Students are fond of ATMs (Automatic Teller Machines) for quick and easy cash withdrawals. Before making withdrawals they should find out what the fee is for this service. Some banks have higher rates and should be avoided or visited less frequently.
There is a whole new world of financial education that your student will have to embark on along with his or her studies at college. These are learning tools that will follow students for the rest of their lives. Give them a head start on these important skills.

 

 

 

 

 

 

May 27, 2015 |

Teen Job Hunting

0

The Front Porch

 

 

 

 

 

 

By Evelyn J. Mocbeichel

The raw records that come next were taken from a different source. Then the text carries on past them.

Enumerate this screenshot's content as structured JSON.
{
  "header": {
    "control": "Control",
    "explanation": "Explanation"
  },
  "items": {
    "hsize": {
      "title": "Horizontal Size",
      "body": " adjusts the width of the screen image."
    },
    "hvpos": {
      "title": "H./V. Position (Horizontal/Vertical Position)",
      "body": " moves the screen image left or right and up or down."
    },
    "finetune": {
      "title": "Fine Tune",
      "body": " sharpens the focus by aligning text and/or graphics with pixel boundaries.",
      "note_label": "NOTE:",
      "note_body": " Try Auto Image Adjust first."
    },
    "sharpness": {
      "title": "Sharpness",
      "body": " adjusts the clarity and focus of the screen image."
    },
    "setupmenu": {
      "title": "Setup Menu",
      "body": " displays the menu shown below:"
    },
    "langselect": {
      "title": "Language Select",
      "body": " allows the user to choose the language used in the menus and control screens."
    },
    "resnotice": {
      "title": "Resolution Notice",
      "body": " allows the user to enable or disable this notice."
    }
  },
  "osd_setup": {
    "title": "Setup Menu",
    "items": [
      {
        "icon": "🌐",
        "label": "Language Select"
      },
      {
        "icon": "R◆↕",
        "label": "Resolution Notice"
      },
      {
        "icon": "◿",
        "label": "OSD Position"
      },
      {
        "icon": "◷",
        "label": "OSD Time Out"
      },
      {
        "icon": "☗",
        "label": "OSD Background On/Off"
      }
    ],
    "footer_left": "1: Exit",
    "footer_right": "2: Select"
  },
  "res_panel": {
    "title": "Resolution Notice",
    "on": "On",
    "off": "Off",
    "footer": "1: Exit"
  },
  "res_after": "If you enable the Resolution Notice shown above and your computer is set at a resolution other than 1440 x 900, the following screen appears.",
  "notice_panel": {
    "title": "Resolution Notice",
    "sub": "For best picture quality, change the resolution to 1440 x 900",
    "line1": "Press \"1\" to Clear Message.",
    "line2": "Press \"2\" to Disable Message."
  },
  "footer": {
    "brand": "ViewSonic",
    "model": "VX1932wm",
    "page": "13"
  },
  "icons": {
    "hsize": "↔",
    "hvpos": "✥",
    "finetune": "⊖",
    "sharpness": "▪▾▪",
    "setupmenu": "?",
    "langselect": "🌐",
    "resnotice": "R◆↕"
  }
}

If you are a teen that will be looking for a job this summer, or have a teen in the family, this column is for you. Perhaps you see a help-wanted advertisement in the PennySaver and the job description, hours, and location are perfect for you. Make the call to ask if you can come in for an interview. Phone skills are important and this is the first contact you will have as a possible candidate. When making the telephone call, be sure there is no loud music in the background. Avoid eating or chewing gum while making the call. In a clear and polite tone, explain the reason for your call and ask to speak to the manager or person mentioned in the advertisement. If you are asked to come in for an interview, be ready to go on the day offered. Some employers might ask for working papers, or the names of places for which you have worked before. Make sure you arrive on time or at least 10 minutes earlier than the appointment. If for some reason you have to cancel the appointment, make sure you call the employer as soon as you find out that you cannot make the interview. This is common courtesy.
Most high-school students do not have a typical resume. This may be the first “real job” he or she is applying to work. Coming prepared with a typed list of places you have worked as a babysitter or doing yard work, with the names and telephone numbers of the persons, is helpful. Community service or volunteer work is impressive to employers, so be sure you include any organizations you are part of, including scouts, church groups or school sports teams. This shows that you are involved, get along with people and are motivated. If you have listed the names of any persons you worked for in the past, be sure to notify these people that you have used them as a reference.
Appearance
Remember you want to show you are the right person for the position, so dress as if you care about what your future employer may think about you. Leave home the torn or oversized jeans, sloppy tee shirt, or one with questionable sayings or provocative symbols on them. You are not going to gym class, so avoid sneakers and sweats. For males, a casual pair of slacks, button-down shirt and loafers are fine. Girls can wear nice slacks, a blouse and flats or sandals, but not flip-flops. You may want to remove excessive body piercings on your face, in case your employer may be someone not fond of this decorative statement. Hair should be washed, combed and out of your face. These may sound like simple instructions, but according to a friend that runs a summer camp, they are necessary reminders. Even though the potential employees would be in a camp setting, playing with small children, they should not come to the interview dressed as if they are working at the job already. On the day of the interview make sure you are on time, your cell phone is off and you have a note pad to write down information. If you need any time off during the summer, this interview is the time to tell the employer. This does not have to be a stressful process if you come prepared.
Good luck with the search!

 

 

 

 

May 20, 2015 |
TownLink is powered Chase Media Group. ©2014. All rights reserved.
Skip to toolbar